Hunter Ford: Crosslinked Ionomer Films For Use As Magnesium Sulfur Battery Cathode Coatings
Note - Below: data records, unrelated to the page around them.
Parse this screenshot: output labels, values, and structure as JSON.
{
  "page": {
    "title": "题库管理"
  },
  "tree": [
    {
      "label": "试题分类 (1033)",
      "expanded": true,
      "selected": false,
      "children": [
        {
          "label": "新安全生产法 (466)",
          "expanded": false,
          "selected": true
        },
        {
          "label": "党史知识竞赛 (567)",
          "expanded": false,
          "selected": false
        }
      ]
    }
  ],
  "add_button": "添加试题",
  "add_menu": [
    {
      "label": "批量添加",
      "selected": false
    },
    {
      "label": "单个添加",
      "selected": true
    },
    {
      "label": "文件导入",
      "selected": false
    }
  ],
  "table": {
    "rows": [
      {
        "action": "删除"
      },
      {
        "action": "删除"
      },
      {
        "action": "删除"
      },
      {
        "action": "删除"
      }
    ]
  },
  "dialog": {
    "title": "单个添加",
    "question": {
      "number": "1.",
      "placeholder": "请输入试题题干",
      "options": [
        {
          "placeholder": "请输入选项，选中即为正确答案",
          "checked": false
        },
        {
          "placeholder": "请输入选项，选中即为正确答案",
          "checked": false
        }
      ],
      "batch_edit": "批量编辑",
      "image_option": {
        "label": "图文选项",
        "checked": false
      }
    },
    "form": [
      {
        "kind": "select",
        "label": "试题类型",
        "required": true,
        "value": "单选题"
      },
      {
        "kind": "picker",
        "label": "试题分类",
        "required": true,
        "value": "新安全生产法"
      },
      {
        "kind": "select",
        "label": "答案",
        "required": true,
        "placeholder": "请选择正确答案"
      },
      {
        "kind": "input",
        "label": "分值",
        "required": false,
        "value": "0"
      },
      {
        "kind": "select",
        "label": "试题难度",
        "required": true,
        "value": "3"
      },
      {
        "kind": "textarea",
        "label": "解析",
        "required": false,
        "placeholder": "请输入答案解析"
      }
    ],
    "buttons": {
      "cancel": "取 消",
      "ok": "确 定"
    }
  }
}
The development of new battery systems employing novel chemistries is imperative to meet the increasing energy storage demands of emerging technologies. Magnesium anode and sulfur cathode batteries are one potential solution, offering a theoretical energy density of 2300 Wh/kg, a roughly tenfold increase relative to current lithium ion batteries. However, Mg/S cells suffer poor performance due to what is known as the polysulfide shuttling effect. Magnesium polysulfide compounds formed in the cathode shuttle to the magnesium metal anode, onto which they irreversibly adsorb. The resultant passivating layer decreases cell capacity and leads to premature cell failure. For use as a polysulfide restricting cathode coating, various ionomers (polymers containing covalently tethered anion-cation pairs) were fabricated via UV initiated radical polymerization. The resultant crosslinked ionomers were ion exchanged to magnesium or lithium forms, and the effects of monomer chain length, cation-anion pairs, and swelling solvent on the ionic conductivity and structure were studied via dielectric spectroscopy and small angle x-ray scattering (SAXS), respectively. The highest room temperature dry magnesium ionomer conductivity was 5.6 x 10-8 S/cm, while the highest conductivity in a DMSO swelled state was 4.4 x 10-4 S/cm. The use of SAXS elucidated the conditions that allowed for the formation of dense ionic aggregates that hinder cation transport. Ongoing studies seek to relate the diffusion of polysulfide species through the ionomers to structural features obtained from SAXS, and identify ionomer compositions that are both adequately conductive and capable of restricting polysulfides. Selected ionomer coatings will then be tested in Mg/S cells to study the impact of the coating on performance.

Seminar Speaker:

Mark Summe & Hunter Ford

University of Notre Dame

Hunter Ford, Schaefer Group

Hunter Ford is beginning his second year as a graduate student in Dr. Jennifer Schaefer’s research group, and is researching the development of materials for use in rechargeable battery systems. He received his B.S. in chemical engineering and B.A. in chemistry from Hope College in Holland, Michigan. Previous research efforts have included synthesis and electro-polymerization of sensor coatings for use in heavy metal detection, and development of a colorimetric smart-phone based assay for detection of aqueous mercury. After graduating from Hope College Hunter worked in a product engineering role at Haworth Inc., a global office furniture manufacturing company, before attending Notre Dame in 2016.

Mark Summe, Phillip Group